July 4, 2021 marks the one-year anniversary of the tragic death of 74-year-old Durham resident Paulette Thorpe who was sitting on a porch visiting a friend when she was killed by celebratory gunfire. The incident occurred in the 500 block of Burlington Avenue at approximately 11 p.m. July 4 a year ago. The Durham Police Department is releasing a video public service announcement in English and Spanish to warn the community of the potentially fatal consequences of celebratory gunfire.
“The Thorpe family worked closely with our department to produce the PSA,” says Lt. G.L. Minor of the Public Affairs Unit. “The goal was to create a compelling promotion that would honor Mrs. Thorpe’s life and cause community members to stop and think about the possible consequences of their actions.”
Lt. Minor adds that in addition to the serious harm and loss of human life, bullets shot in the air can also cause serious harm to pets and cause costly damage to cars and homes. “In Durham, anyone caught firing a gun into the air could be charged with a CLASS 3 misdemeanor and face a fine of up to $500,” says Lt. Minor.
Also the Durham Police Department reminds the community to celebrate the July 4 holiday safely in the following ways:
- Follow Motor Vehicle Laws. Do NOT drink and drive. If you do drink, use a designated driver, call a cab, use a rideshare option, phone a friend or walk. Always watch out for pedestrians and observe the speed limit.
- Know How Fireworks Work. If you purchase consumer fireworks for personal entertainment, be sure that the fireworks are legal. Without exception, always read fireworks instructions carefully. Fireworks that explode are illegal in North Carolina.
- Be Mindful of Noise. According to a Durham noise ordinance, from 11 p.m. to 8 a.m., the sound level should not be louder than 50 decibels. Experts say that compares to a quiet conversation at home.
- Keep An Eye on Pets. The sound of fireworks often frightens pets. Don’t leave pets leashed, fenced, or chained up outside during fireworks displays. They may become disoriented, escape and get lost.
- Follow City’s Latest COVID-19 Guidelines. Visit the City’s COVID-19 Resource Page to learn about current guidelines to stem the resurgence of COVID-19 in the community.

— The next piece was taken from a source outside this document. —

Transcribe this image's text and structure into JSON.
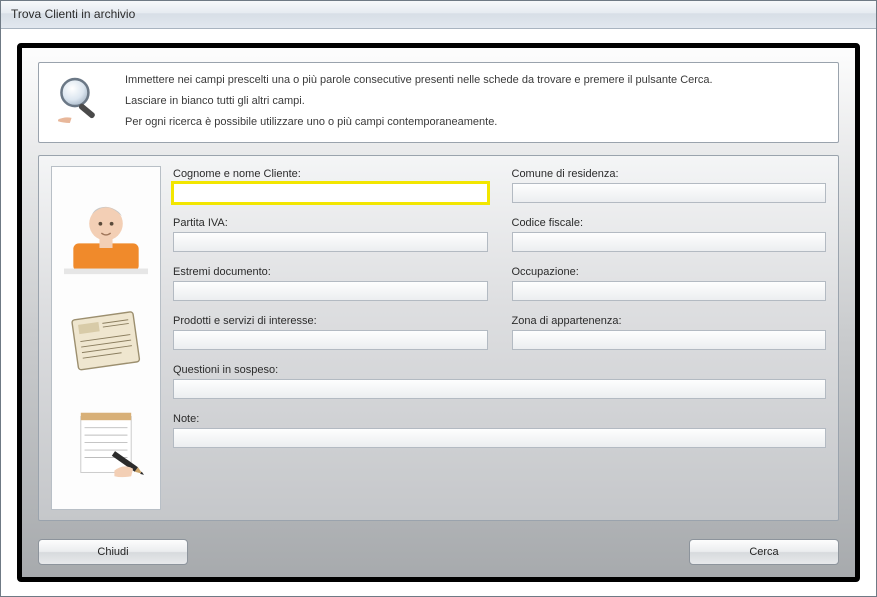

- In Case of Emergency Call 911. Residents are reminded to always call 911 in these instances: sounds of gun shots; fire emergency; immediate or potential threat to life or property; medical emergency; other actual or perceived emergency; suspicious persons, vehicles or activity; any type of fight or disturbance; vehicle accident; and/or when a child or pet is locked in a vehicle.
- Call (919) 560-4600 for non-life threatening emergencies. Durham's non-emergency number frees up 911 lines for non-life threatening emergencies. Examples include barking dogs, loud music, burglaries that occurred hours or days earlier (not in progress), and vandalism to public or private property.
For more safety information, visit the social media pages of the Durham Police Department, Durham Fire Department, and the Durham County Health Department.